Task brief:
The task here is to set down every line of the listing exactly.

Source records:
>>>>

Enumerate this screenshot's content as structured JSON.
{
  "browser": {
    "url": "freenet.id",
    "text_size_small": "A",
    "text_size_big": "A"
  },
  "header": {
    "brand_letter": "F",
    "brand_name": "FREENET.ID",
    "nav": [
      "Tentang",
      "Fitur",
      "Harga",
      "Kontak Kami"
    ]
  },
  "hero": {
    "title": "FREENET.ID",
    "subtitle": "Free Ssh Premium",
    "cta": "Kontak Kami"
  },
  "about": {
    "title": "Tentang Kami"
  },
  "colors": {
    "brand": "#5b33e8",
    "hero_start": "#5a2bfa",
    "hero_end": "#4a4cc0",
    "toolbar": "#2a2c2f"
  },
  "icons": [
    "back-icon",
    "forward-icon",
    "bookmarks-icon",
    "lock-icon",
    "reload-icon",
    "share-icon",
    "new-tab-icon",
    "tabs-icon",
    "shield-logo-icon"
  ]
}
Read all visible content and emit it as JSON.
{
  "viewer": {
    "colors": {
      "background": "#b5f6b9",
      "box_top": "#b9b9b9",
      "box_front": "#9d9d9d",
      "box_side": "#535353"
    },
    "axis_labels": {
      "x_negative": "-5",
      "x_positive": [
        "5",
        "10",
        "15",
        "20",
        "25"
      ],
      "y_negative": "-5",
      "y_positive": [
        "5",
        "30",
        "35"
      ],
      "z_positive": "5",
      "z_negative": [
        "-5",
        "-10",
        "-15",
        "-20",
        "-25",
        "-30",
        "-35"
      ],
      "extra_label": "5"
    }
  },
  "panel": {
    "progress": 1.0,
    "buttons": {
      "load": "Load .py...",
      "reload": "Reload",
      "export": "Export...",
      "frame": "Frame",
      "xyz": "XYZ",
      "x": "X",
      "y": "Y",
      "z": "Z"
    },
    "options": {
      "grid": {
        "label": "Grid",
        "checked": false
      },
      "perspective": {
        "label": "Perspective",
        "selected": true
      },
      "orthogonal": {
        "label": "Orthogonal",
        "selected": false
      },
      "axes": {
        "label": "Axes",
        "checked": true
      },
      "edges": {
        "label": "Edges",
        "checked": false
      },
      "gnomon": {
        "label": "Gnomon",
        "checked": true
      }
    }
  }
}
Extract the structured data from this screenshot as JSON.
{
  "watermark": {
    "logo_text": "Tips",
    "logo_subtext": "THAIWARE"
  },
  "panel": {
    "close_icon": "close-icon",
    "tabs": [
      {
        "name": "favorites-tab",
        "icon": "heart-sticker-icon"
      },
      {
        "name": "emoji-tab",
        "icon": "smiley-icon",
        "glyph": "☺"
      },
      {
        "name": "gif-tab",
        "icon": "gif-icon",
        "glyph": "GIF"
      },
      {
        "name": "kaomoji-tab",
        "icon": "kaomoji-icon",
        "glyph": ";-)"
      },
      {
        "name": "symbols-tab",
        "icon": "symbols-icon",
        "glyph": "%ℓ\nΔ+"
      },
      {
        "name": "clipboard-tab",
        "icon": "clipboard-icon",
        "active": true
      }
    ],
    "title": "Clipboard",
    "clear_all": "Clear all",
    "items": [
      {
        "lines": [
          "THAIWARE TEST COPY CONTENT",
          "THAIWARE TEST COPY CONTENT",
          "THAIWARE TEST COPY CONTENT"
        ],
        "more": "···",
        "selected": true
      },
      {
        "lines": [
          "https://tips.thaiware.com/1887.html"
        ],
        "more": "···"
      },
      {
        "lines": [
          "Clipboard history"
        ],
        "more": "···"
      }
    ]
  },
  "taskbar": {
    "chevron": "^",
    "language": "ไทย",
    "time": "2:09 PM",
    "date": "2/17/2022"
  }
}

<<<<

Result below:
Enumerate this screenshot's content as structured JSON.
{
  "browser": {
    "url": "freenet.id",
    "text_size_small": "A",
    "text_size_big": "A"
  },
  "header": {
    "brand_letter": "F",
    "brand_name": "FREENET.ID",
    "nav": [
      "Tentang",
      "Fitur",
      "Harga",
      "Kontak Kami"
    ]
  },
  "hero": {
    "title": "FREENET.ID",
    "subtitle": "Free Ssh Premium",
    "cta": "Kontak Kami"
  },
  "about": {
    "title": "Tentang Kami"
  },
  "colors": {
    "brand": "#5b33e8",
    "hero_start": "#5a2bfa",
    "hero_end": "#4a4cc0",
    "toolbar": "#2a2c2f"
  },
  "icons": [
    "back-icon",
    "forward-icon",
    "bookmarks-icon",
    "lock-icon",
    "reload-icon",
    "share-icon",
    "new-tab-icon",
    "tabs-icon",
    "shield-logo-icon"
  ]
}
Read all visible content and emit it as JSON.
{
  "viewer": {
    "colors": {
      "background": "#b5f6b9",
      "box_top": "#b9b9b9",
      "box_front": "#9d9d9d",
      "box_side": "#535353"
    },
    "axis_labels": {
      "x_negative": "-5",
      "x_positive": [
        "5",
        "10",
        "15",
        "20",
        "25"
      ],
      "y_negative": "-5",
      "y_positive": [
        "5",
        "30",
        "35"
      ],
      "z_positive": "5",
      "z_negative": [
        "-5",
        "-10",
        "-15",
        "-20",
        "-25",
        "-30",
        "-35"
      ],
      "extra_label": "5"
    }
  },
  "panel": {
    "progress": 1.0,
    "buttons": {
      "load": "Load .py...",
      "reload": "Reload",
      "export": "Export...",
      "frame": "Frame",
      "xyz": "XYZ",
      "x": "X",
      "y": "Y",
      "z": "Z"
    },
    "options": {
      "grid": {
        "label": "Grid",
        "checked": false
      },
      "perspective": {
        "label": "Perspective",
        "selected": true
      },
      "orthogonal": {
        "label": "Orthogonal",
        "selected": false
      },
      "axes": {
        "label": "Axes",
        "checked": true
      },
      "edges": {
        "label": "Edges",
        "checked": false
      },
      "gnomon": {
        "label": "Gnomon",
        "checked": true
      }
    }
  }
}
Extract the structured data from this screenshot as JSON.
{
  "watermark": {
    "logo_text": "Tips",
    "logo_subtext": "THAIWARE"
  },
  "panel": {
    "close_icon": "close-icon",
    "tabs": [
      {
        "name": "favorites-tab",
        "icon": "heart-sticker-icon"
      },
      {
        "name": "emoji-tab",
        "icon": "smiley-icon",
        "glyph": "☺"
      },
      {
        "name": "gif-tab",
        "icon": "gif-icon",
        "glyph": "GIF"
      },
      {
        "name": "kaomoji-tab",
        "icon": "kaomoji-icon",
        "glyph": ";-)"
      },
      {
        "name": "symbols-tab",
        "icon": "symbols-icon",
        "glyph": "%ℓ\nΔ+"
      },
      {
        "name": "clipboard-tab",
        "icon": "clipboard-icon",
        "active": true
      }
    ],
    "title": "Clipboard",
    "clear_all": "Clear all",
    "items": [
      {
        "lines": [
          "THAIWARE TEST COPY CONTENT",
          "THAIWARE TEST COPY CONTENT",
          "THAIWARE TEST COPY CONTENT"
        ],
        "more": "···",
        "selected": true
      },
      {
        "lines": [
          "https://tips.thaiware.com/1887.html"
        ],
        "more": "···"
      },
      {
        "lines": [
          "Clipboard history"
        ],
        "more": "···"
      }
    ]
  },
  "taskbar": {
    "chevron": "^",
    "language": "ไทย",
    "time": "2:09 PM",
    "date": "2/17/2022"
  }
}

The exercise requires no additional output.